[Data about app and page elements]
>>>

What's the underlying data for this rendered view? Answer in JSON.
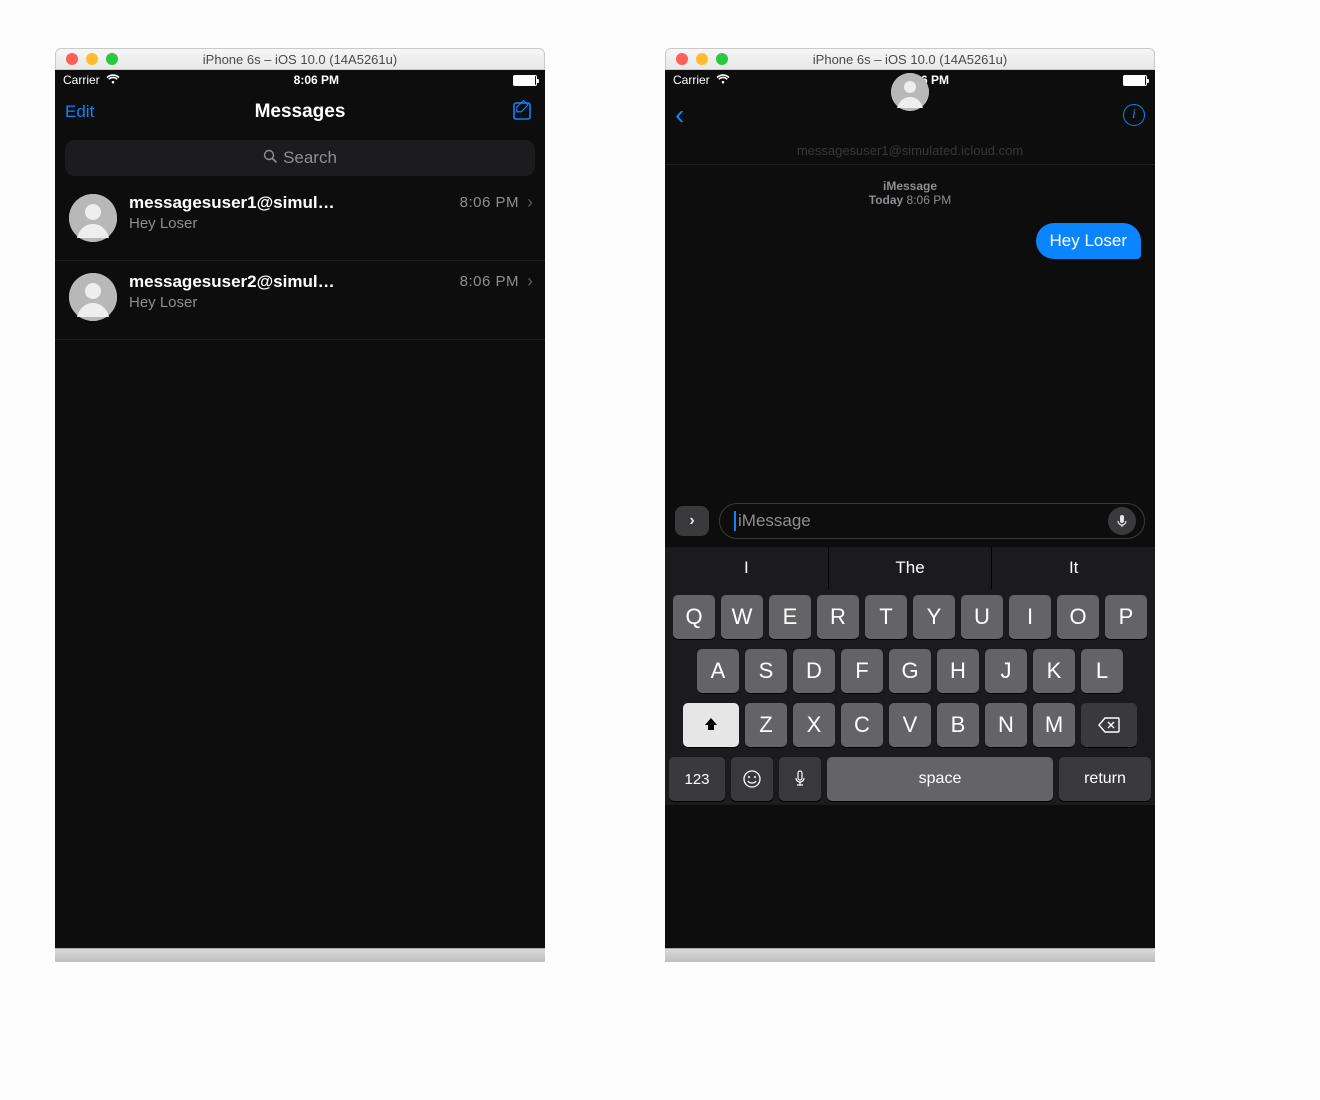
{
  "window_title": "iPhone 6s – iOS 10.0 (14A5261u)",
  "statusbar": {
    "carrier": "Carrier",
    "time": "8:06 PM"
  },
  "left": {
    "nav": {
      "edit": "Edit",
      "title": "Messages"
    },
    "search_placeholder": "Search",
    "conversations": [
      {
        "name": "messagesuser1@simul…",
        "time": "8:06 PM",
        "preview": "Hey Loser"
      },
      {
        "name": "messagesuser2@simul…",
        "time": "8:06 PM",
        "preview": "Hey Loser"
      }
    ]
  },
  "right": {
    "recipient": "messagesuser1@simulated.icloud.com",
    "stamp": {
      "service": "iMessage",
      "day": "Today",
      "time": "8:06 PM"
    },
    "bubble": "Hey Loser",
    "input_placeholder": "iMessage",
    "predictions": [
      "I",
      "The",
      "It"
    ],
    "keyboard": {
      "row1": [
        "Q",
        "W",
        "E",
        "R",
        "T",
        "Y",
        "U",
        "I",
        "O",
        "P"
      ],
      "row2": [
        "A",
        "S",
        "D",
        "F",
        "G",
        "H",
        "J",
        "K",
        "L"
      ],
      "row3": [
        "Z",
        "X",
        "C",
        "V",
        "B",
        "N",
        "M"
      ],
      "nums": "123",
      "space": "space",
      "ret": "return"
    }
  }
}
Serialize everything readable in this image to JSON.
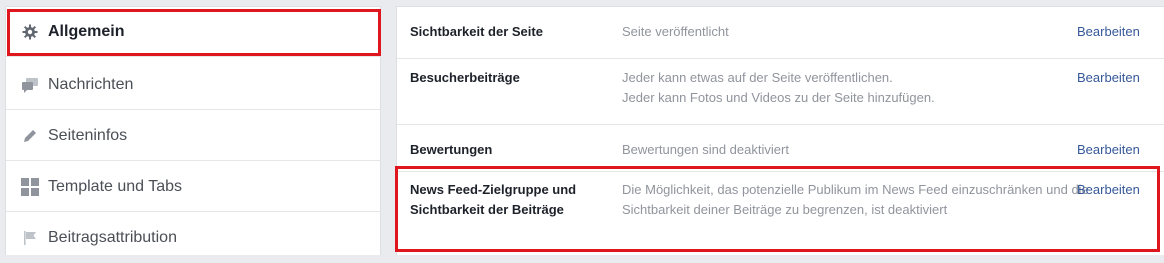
{
  "sidebar": {
    "items": [
      {
        "label": "Allgemein",
        "icon": "gear-icon"
      },
      {
        "label": "Nachrichten",
        "icon": "chat-bubbles-icon"
      },
      {
        "label": "Seiteninfos",
        "icon": "pencil-icon"
      },
      {
        "label": "Template und Tabs",
        "icon": "grid-icon"
      },
      {
        "label": "Beitragsattribution",
        "icon": "flag-icon"
      }
    ]
  },
  "settings": {
    "edit_label": "Bearbeiten",
    "rows": [
      {
        "title": "Sichtbarkeit der Seite",
        "desc": "Seite veröffentlicht"
      },
      {
        "title": "Besucherbeiträge",
        "desc_line1": "Jeder kann etwas auf der Seite veröffentlichen.",
        "desc_line2": "Jeder kann Fotos und Videos zu der Seite hinzufügen."
      },
      {
        "title": "Bewertungen",
        "desc": "Bewertungen sind deaktiviert"
      },
      {
        "title": "News Feed-Zielgruppe und Sichtbarkeit der Beiträge",
        "desc": "Die Möglichkeit, das potenzielle Publikum im News Feed einzuschränken und die Sichtbarkeit deiner Beiträge zu begrenzen, ist deaktiviert"
      }
    ]
  },
  "colors": {
    "highlight": "#e0161f",
    "link": "#365899",
    "muted": "#90949c"
  }
}
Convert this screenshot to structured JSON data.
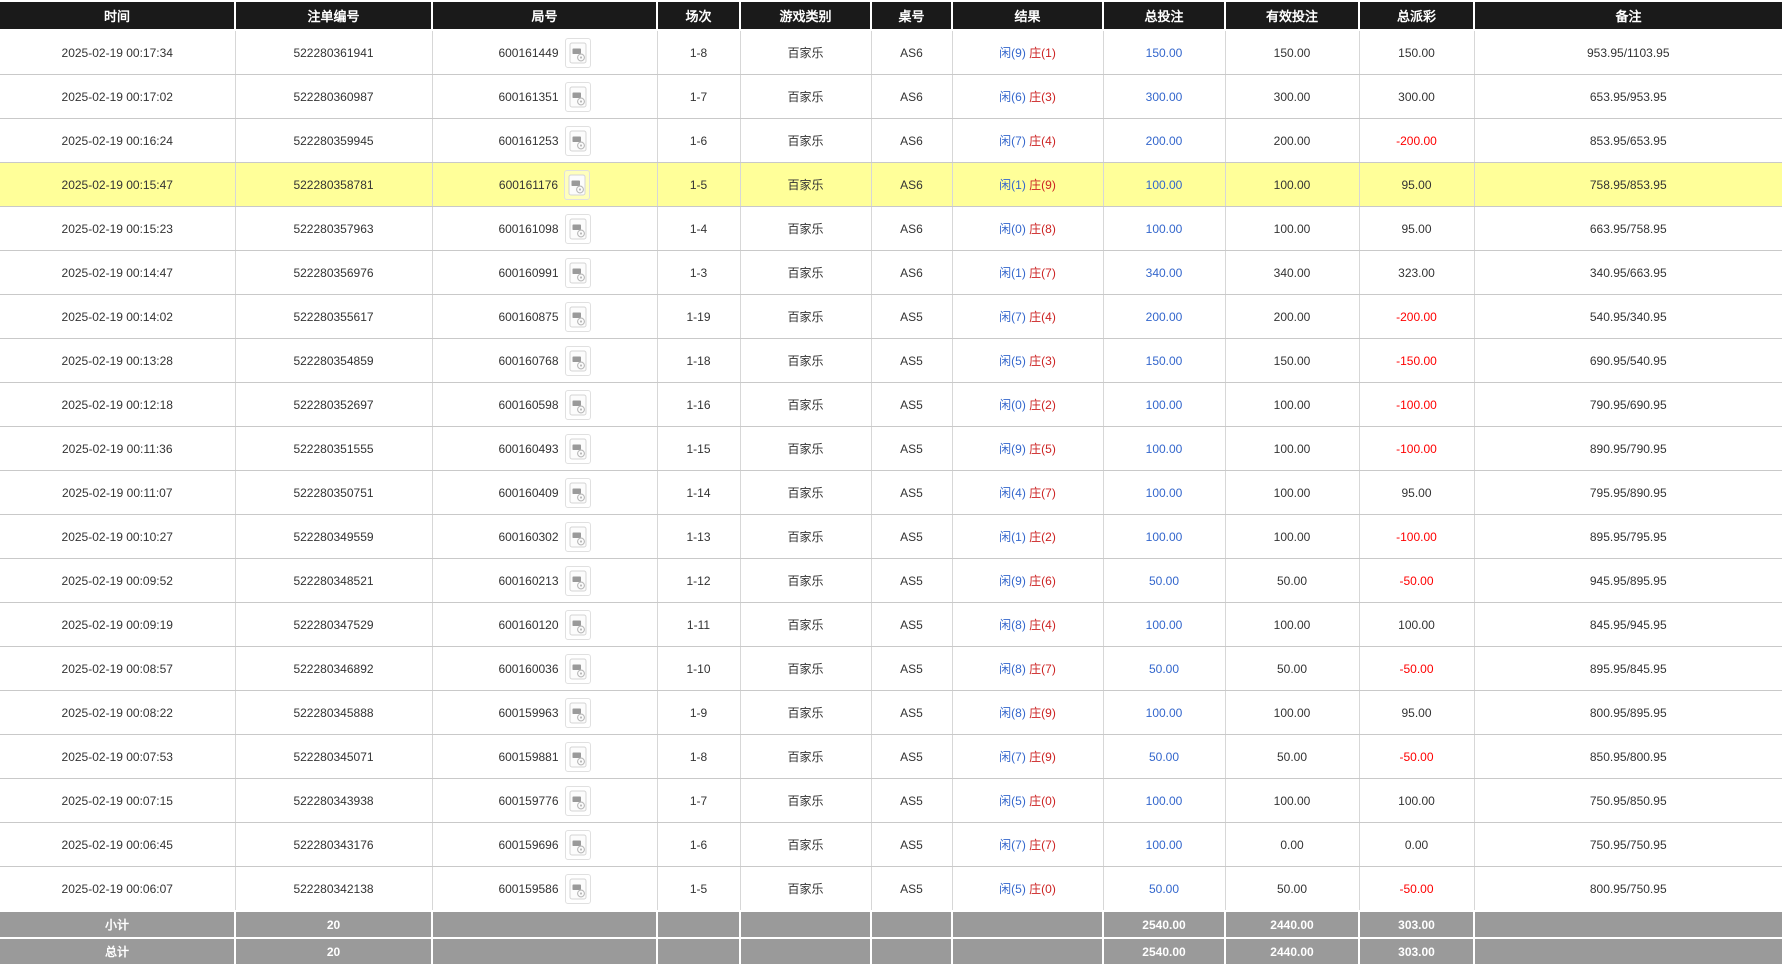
{
  "header": {
    "columns": [
      "时间",
      "注单编号",
      "局号",
      "场次",
      "游戏类别",
      "桌号",
      "结果",
      "总投注",
      "有效投注",
      "总派彩",
      "备注"
    ]
  },
  "rows": [
    {
      "time": "2025-02-19 00:17:34",
      "bet_id": "522280361941",
      "round_id": "600161449",
      "session": "1-8",
      "game_type": "百家乐",
      "table_no": "AS6",
      "result_player": "闲(9)",
      "result_banker": "庄(1)",
      "total_bet": "150.00",
      "valid_bet": "150.00",
      "payout": "150.00",
      "remark": "953.95/1103.95",
      "highlighted": false
    },
    {
      "time": "2025-02-19 00:17:02",
      "bet_id": "522280360987",
      "round_id": "600161351",
      "session": "1-7",
      "game_type": "百家乐",
      "table_no": "AS6",
      "result_player": "闲(6)",
      "result_banker": "庄(3)",
      "total_bet": "300.00",
      "valid_bet": "300.00",
      "payout": "300.00",
      "remark": "653.95/953.95",
      "highlighted": false
    },
    {
      "time": "2025-02-19 00:16:24",
      "bet_id": "522280359945",
      "round_id": "600161253",
      "session": "1-6",
      "game_type": "百家乐",
      "table_no": "AS6",
      "result_player": "闲(7)",
      "result_banker": "庄(4)",
      "total_bet": "200.00",
      "valid_bet": "200.00",
      "payout": "-200.00",
      "remark": "853.95/653.95",
      "highlighted": false
    },
    {
      "time": "2025-02-19 00:15:47",
      "bet_id": "522280358781",
      "round_id": "600161176",
      "session": "1-5",
      "game_type": "百家乐",
      "table_no": "AS6",
      "result_player": "闲(1)",
      "result_banker": "庄(9)",
      "total_bet": "100.00",
      "valid_bet": "100.00",
      "payout": "95.00",
      "remark": "758.95/853.95",
      "highlighted": true
    },
    {
      "time": "2025-02-19 00:15:23",
      "bet_id": "522280357963",
      "round_id": "600161098",
      "session": "1-4",
      "game_type": "百家乐",
      "table_no": "AS6",
      "result_player": "闲(0)",
      "result_banker": "庄(8)",
      "total_bet": "100.00",
      "valid_bet": "100.00",
      "payout": "95.00",
      "remark": "663.95/758.95",
      "highlighted": false
    },
    {
      "time": "2025-02-19 00:14:47",
      "bet_id": "522280356976",
      "round_id": "600160991",
      "session": "1-3",
      "game_type": "百家乐",
      "table_no": "AS6",
      "result_player": "闲(1)",
      "result_banker": "庄(7)",
      "total_bet": "340.00",
      "valid_bet": "340.00",
      "payout": "323.00",
      "remark": "340.95/663.95",
      "highlighted": false
    },
    {
      "time": "2025-02-19 00:14:02",
      "bet_id": "522280355617",
      "round_id": "600160875",
      "session": "1-19",
      "game_type": "百家乐",
      "table_no": "AS5",
      "result_player": "闲(7)",
      "result_banker": "庄(4)",
      "total_bet": "200.00",
      "valid_bet": "200.00",
      "payout": "-200.00",
      "remark": "540.95/340.95",
      "highlighted": false
    },
    {
      "time": "2025-02-19 00:13:28",
      "bet_id": "522280354859",
      "round_id": "600160768",
      "session": "1-18",
      "game_type": "百家乐",
      "table_no": "AS5",
      "result_player": "闲(5)",
      "result_banker": "庄(3)",
      "total_bet": "150.00",
      "valid_bet": "150.00",
      "payout": "-150.00",
      "remark": "690.95/540.95",
      "highlighted": false
    },
    {
      "time": "2025-02-19 00:12:18",
      "bet_id": "522280352697",
      "round_id": "600160598",
      "session": "1-16",
      "game_type": "百家乐",
      "table_no": "AS5",
      "result_player": "闲(0)",
      "result_banker": "庄(2)",
      "total_bet": "100.00",
      "valid_bet": "100.00",
      "payout": "-100.00",
      "remark": "790.95/690.95",
      "highlighted": false
    },
    {
      "time": "2025-02-19 00:11:36",
      "bet_id": "522280351555",
      "round_id": "600160493",
      "session": "1-15",
      "game_type": "百家乐",
      "table_no": "AS5",
      "result_player": "闲(9)",
      "result_banker": "庄(5)",
      "total_bet": "100.00",
      "valid_bet": "100.00",
      "payout": "-100.00",
      "remark": "890.95/790.95",
      "highlighted": false
    },
    {
      "time": "2025-02-19 00:11:07",
      "bet_id": "522280350751",
      "round_id": "600160409",
      "session": "1-14",
      "game_type": "百家乐",
      "table_no": "AS5",
      "result_player": "闲(4)",
      "result_banker": "庄(7)",
      "total_bet": "100.00",
      "valid_bet": "100.00",
      "payout": "95.00",
      "remark": "795.95/890.95",
      "highlighted": false
    },
    {
      "time": "2025-02-19 00:10:27",
      "bet_id": "522280349559",
      "round_id": "600160302",
      "session": "1-13",
      "game_type": "百家乐",
      "table_no": "AS5",
      "result_player": "闲(1)",
      "result_banker": "庄(2)",
      "total_bet": "100.00",
      "valid_bet": "100.00",
      "payout": "-100.00",
      "remark": "895.95/795.95",
      "highlighted": false
    },
    {
      "time": "2025-02-19 00:09:52",
      "bet_id": "522280348521",
      "round_id": "600160213",
      "session": "1-12",
      "game_type": "百家乐",
      "table_no": "AS5",
      "result_player": "闲(9)",
      "result_banker": "庄(6)",
      "total_bet": "50.00",
      "valid_bet": "50.00",
      "payout": "-50.00",
      "remark": "945.95/895.95",
      "highlighted": false
    },
    {
      "time": "2025-02-19 00:09:19",
      "bet_id": "522280347529",
      "round_id": "600160120",
      "session": "1-11",
      "game_type": "百家乐",
      "table_no": "AS5",
      "result_player": "闲(8)",
      "result_banker": "庄(4)",
      "total_bet": "100.00",
      "valid_bet": "100.00",
      "payout": "100.00",
      "remark": "845.95/945.95",
      "highlighted": false
    },
    {
      "time": "2025-02-19 00:08:57",
      "bet_id": "522280346892",
      "round_id": "600160036",
      "session": "1-10",
      "game_type": "百家乐",
      "table_no": "AS5",
      "result_player": "闲(8)",
      "result_banker": "庄(7)",
      "total_bet": "50.00",
      "valid_bet": "50.00",
      "payout": "-50.00",
      "remark": "895.95/845.95",
      "highlighted": false
    },
    {
      "time": "2025-02-19 00:08:22",
      "bet_id": "522280345888",
      "round_id": "600159963",
      "session": "1-9",
      "game_type": "百家乐",
      "table_no": "AS5",
      "result_player": "闲(8)",
      "result_banker": "庄(9)",
      "total_bet": "100.00",
      "valid_bet": "100.00",
      "payout": "95.00",
      "remark": "800.95/895.95",
      "highlighted": false
    },
    {
      "time": "2025-02-19 00:07:53",
      "bet_id": "522280345071",
      "round_id": "600159881",
      "session": "1-8",
      "game_type": "百家乐",
      "table_no": "AS5",
      "result_player": "闲(7)",
      "result_banker": "庄(9)",
      "total_bet": "50.00",
      "valid_bet": "50.00",
      "payout": "-50.00",
      "remark": "850.95/800.95",
      "highlighted": false
    },
    {
      "time": "2025-02-19 00:07:15",
      "bet_id": "522280343938",
      "round_id": "600159776",
      "session": "1-7",
      "game_type": "百家乐",
      "table_no": "AS5",
      "result_player": "闲(5)",
      "result_banker": "庄(0)",
      "total_bet": "100.00",
      "valid_bet": "100.00",
      "payout": "100.00",
      "remark": "750.95/850.95",
      "highlighted": false
    },
    {
      "time": "2025-02-19 00:06:45",
      "bet_id": "522280343176",
      "round_id": "600159696",
      "session": "1-6",
      "game_type": "百家乐",
      "table_no": "AS5",
      "result_player": "闲(7)",
      "result_banker": "庄(7)",
      "total_bet": "100.00",
      "valid_bet": "0.00",
      "payout": "0.00",
      "remark": "750.95/750.95",
      "highlighted": false
    },
    {
      "time": "2025-02-19 00:06:07",
      "bet_id": "522280342138",
      "round_id": "600159586",
      "session": "1-5",
      "game_type": "百家乐",
      "table_no": "AS5",
      "result_player": "闲(5)",
      "result_banker": "庄(0)",
      "total_bet": "50.00",
      "valid_bet": "50.00",
      "payout": "-50.00",
      "remark": "800.95/750.95",
      "highlighted": false
    }
  ],
  "footer": {
    "subtotal": {
      "label": "小计",
      "count": "20",
      "total_bet": "2540.00",
      "valid_bet": "2440.00",
      "payout": "303.00"
    },
    "total": {
      "label": "总计",
      "count": "20",
      "total_bet": "2540.00",
      "valid_bet": "2440.00",
      "payout": "303.00"
    }
  },
  "icons": {
    "round_record_icon": "game-record-icon"
  },
  "colors": {
    "header_bg": "#1a1a1a",
    "header_text": "#ffffff",
    "highlight_row_bg": "#ffff99",
    "player_blue": "#3366cc",
    "banker_red": "#cc2222",
    "bet_link_blue": "#3366cc",
    "negative_red": "#ff0000",
    "footer_bg": "#9a9a9a",
    "footer_text": "#ffffff",
    "row_border": "#cccccc",
    "body_text": "#333333"
  }
}
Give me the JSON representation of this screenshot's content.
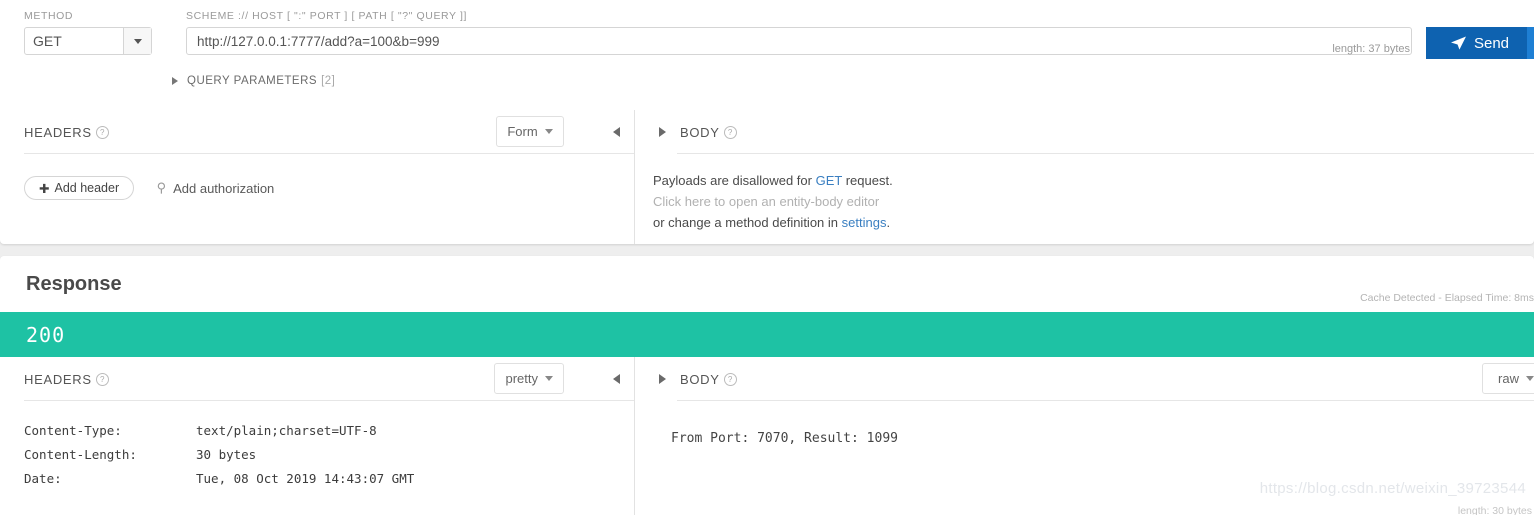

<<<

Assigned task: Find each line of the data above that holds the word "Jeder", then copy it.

Answer for the task:
        "desc_line1": "Jeder kann etwas auf der Seite veröffentlichen.",
        "desc_line2": "Jeder kann Fotos und Videos zu der Seite hinzufügen."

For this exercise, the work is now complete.